Section 925(d)(3) permits importation of firearms that are particularly suitable for or readily adaptable to sporting purposes. Prior to March 14, 1989, Steyr AUG-SA rifles were importable pursuant to this exception. After this date, the Director of BATF declared that Steyr AUG-SA rifles were no longer considered suitable for sporting purposes
See, United States v. Nixon, 418 U.S. 683, 695-96, 94 S.Ct. 3090, 3101, 41 L.Ed.2d 1039 (1974); Vitarelli v. Seaton, 359 U.S. 535, 545, 79 S.Ct. 968, 975, 3 L.Ed.2d 1012 (1959); Frisby v. United States Dept. of Housing & Urban Dev., 755 F.2d 1052, 1055 (3rd Cir.1985); Kelly v. Railroad Retirement Board, 625 F.2d 486, 492 (3rd Cir.1980); United States v. Jones, 368 F.2d 795 (2nd Cir.1966)
The closest that Nevius came to arguing that the indictment was insufficient on the grounds of Dennis and McNally was at page 12 of his motion to dismiss. There he argued that a prosecution for conspiracy to defraud the government would lie only if the purpose of the conspiracy was to defeat the lawful function of the government.
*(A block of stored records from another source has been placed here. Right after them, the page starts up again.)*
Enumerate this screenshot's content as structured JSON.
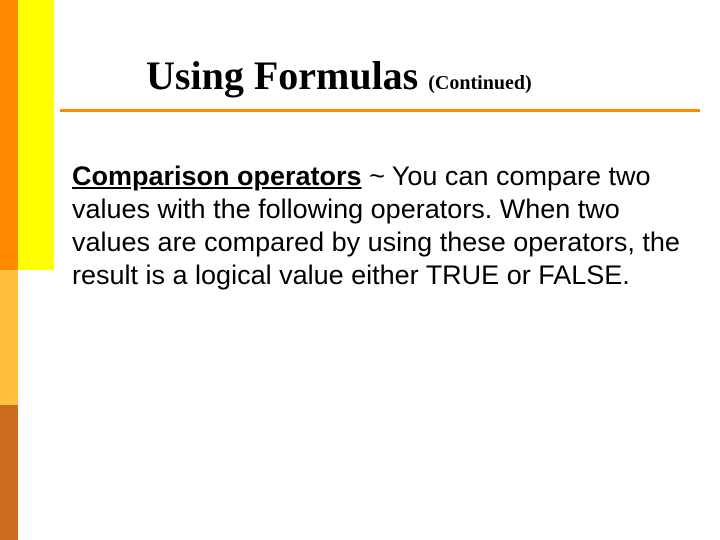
{
  "title": {
    "main": "Using Formulas",
    "continued": "(Continued)"
  },
  "content": {
    "term": "Comparison operators",
    "separator": " ~ ",
    "body": "You can compare two values with the following operators. When two values are compared by using these operators, the result is a logical value either TRUE or FALSE."
  }
}
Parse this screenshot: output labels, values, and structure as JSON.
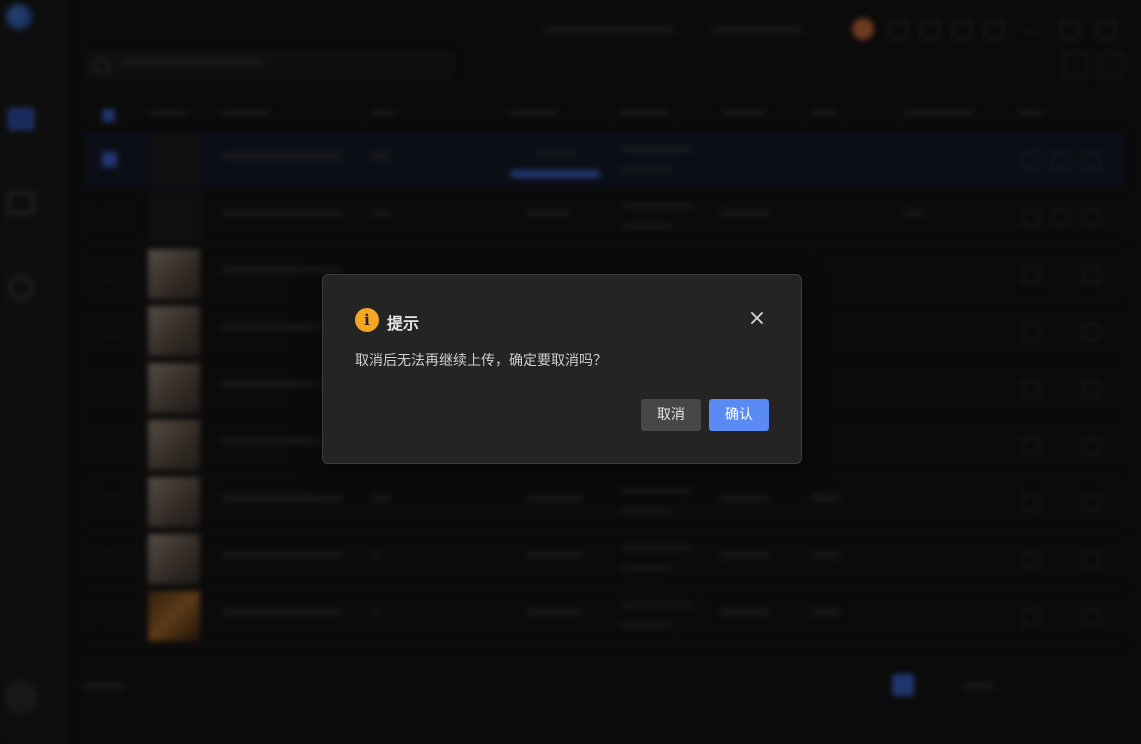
{
  "dialog": {
    "title": "提示",
    "message": "取消后无法再继续上传，确定要取消吗？",
    "cancel_label": "取消",
    "confirm_label": "确认",
    "icon": "warning-icon",
    "colors": {
      "warning": "#f5a623",
      "confirm_bg": "#5a8bf5",
      "cancel_bg": "#474747",
      "dialog_bg": "#242424"
    }
  },
  "colors": {
    "accent": "#3d63c9",
    "background": "#141414"
  }
}
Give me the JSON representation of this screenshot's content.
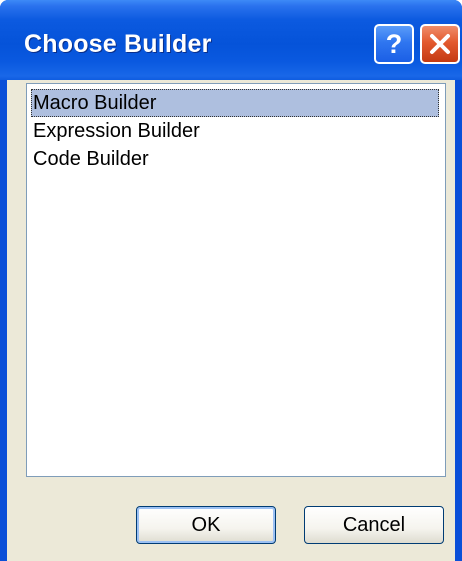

However, instead of arguing that the indictment was legally insufficient because it did not allege interference with a lawful government function, Nevius argued that the BATF was not acting lawfully in regulating the weapons in this case. R. 29 at 12
Federal Rule of Evidence 608(b) provides in relevant part that, "[s]pecific instances of the conduct of a witness, for the purpose of attacking or supporting the witness' credibility, other than conviction of a crime as provided in Rule 609, may not be proved by extrinsic evidence."